Rodrigo Lanari, Wine Intelligence Country Manager for Brazil, and editor of the new Brazil Routes to Market report, reveals how the wine category is staging a renaissance in this populous but troubled BRIC country
Brazil has spent a lot of the 21st Century as front page news across the world. It has spent time as a shining example of the BRIC* economic growth miracle, and also won the right to stage the world’s two biggest showcase events: the World Cup and the Olympics. But more recently the story has changed to one of political scandal, corruption, urban poverty and criminal violence.
Despite the negative news of the past few years, Brazilians’ resilience and optimism is hard to equal. With a smile in the face and a bit of samba, life moves on, as it only can in this extraordinary country.

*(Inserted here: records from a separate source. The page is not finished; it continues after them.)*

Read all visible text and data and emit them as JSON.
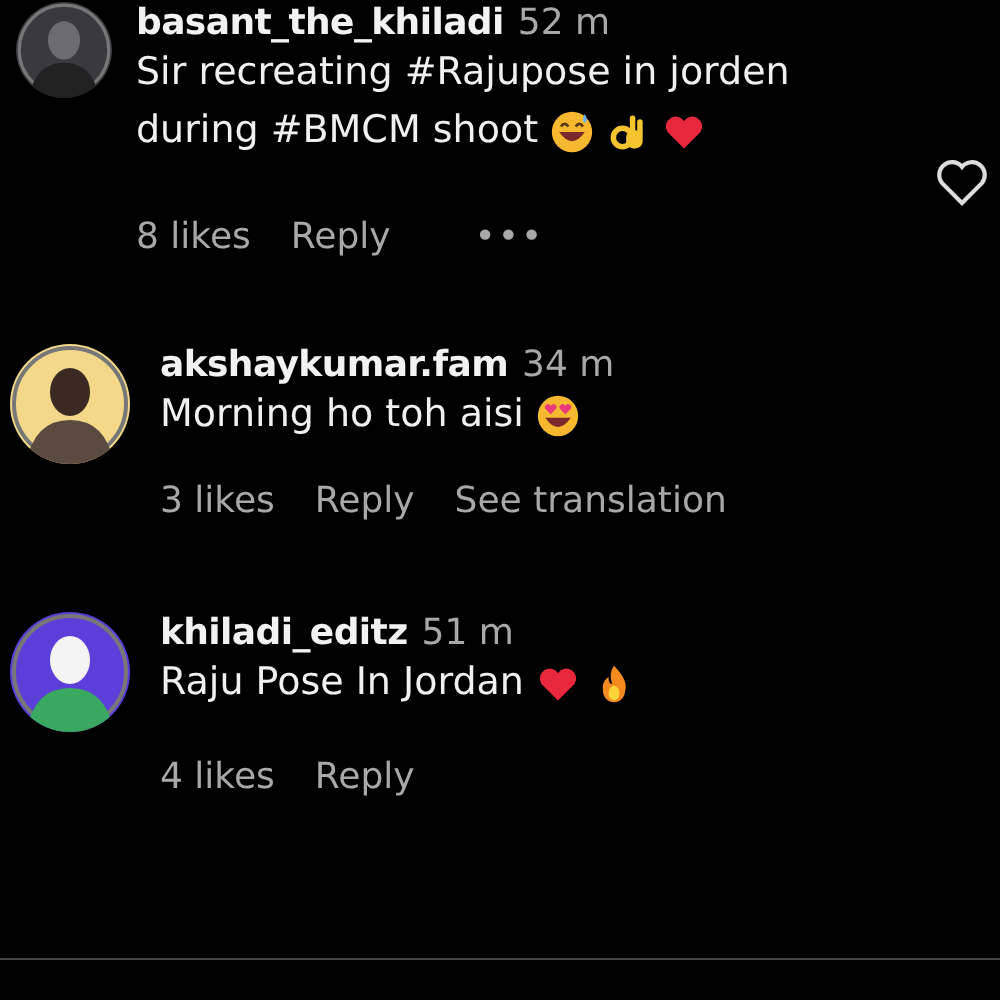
{
  "comments": [
    {
      "username": "basant_the_khiladi",
      "time": "52 m",
      "lines": [
        "Sir recreating #Rajupose in jorden",
        "during #BMCM shoot"
      ],
      "emojis": [
        {
          "kind": "grin_sweat"
        },
        {
          "kind": "ok_hand"
        },
        {
          "kind": "heart"
        }
      ],
      "actions": [
        "8 likes",
        "Reply",
        "•••"
      ],
      "liked": false
    },
    {
      "username": "akshaykumar.fam",
      "time": "34 m",
      "lines": [
        "Morning ho toh aisi"
      ],
      "emojis": [
        {
          "kind": "heart_eyes"
        }
      ],
      "actions": [
        "3 likes",
        "Reply",
        "See translation"
      ]
    },
    {
      "username": "khiladi_editz",
      "time": "51 m",
      "lines": [
        "Raju Pose In Jordan"
      ],
      "emojis": [
        {
          "kind": "heart"
        },
        {
          "kind": "fire"
        }
      ],
      "actions": [
        "4 likes",
        "Reply"
      ]
    }
  ]
}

The recent political and economic crisis was expected to impact the wine business negatively. It certainly changed things, but despite all the noise, the most recent available data on the sector suggests another, more positive story. Total wine consumption didn´t increase until the end of 2016, but it didn´t decrease either. Brazilian consumers kept on raising their glasses and the pressured industry evolved into more professionalization, consolidation and, most importantly, innovation. Evidence of progress came in 2017, when total still wine consumption jumped around 8%, making it the highest growth rate among the largest wine markets in the world.
In such context, Wine Intelligence has produced its latest report about the Brazilian market – Brazil Routes to Market 2018 – which aims to unpick some of the mysteries about the Brazilian wine market supply chain and reveal the opportunities and tools for those wanting to compete effectively with their wines in the largest economy of Latin America.
In a nutshell, three important things have happened in Brazil to change the game:
Better modernisation levels and geographical reach of distribution networks has allowed wine distribution to become much more efficient
Growth of online shopping channels, including the e-commerce channel, which has been driven by the development of a faster online shopping experience.
Growing demand amongst Millennials, increased professionalism in the retail and on-trade sector and an anticipated growth in the wine tourism industry.
To expand point two, the online channel has managed to establish itself as a disintermediator of inefficient supply chains, as it has taken advantage of beneficial (but hideously complex) tax systems and cut out the middle-man. This channel alone accounted directly for about 15% of all wine imports to Brazil in 2017, against 10% in 2016. This report explores and documents the main players in this important and growing channel.
These are all topics we tried to explore in this exciting, but complex, market that is still wrapped in lots of uncertainty towards the future, but has potential to develop and grow further.
Author: Rodrigo Lanari
*Brazil, Russia, India, China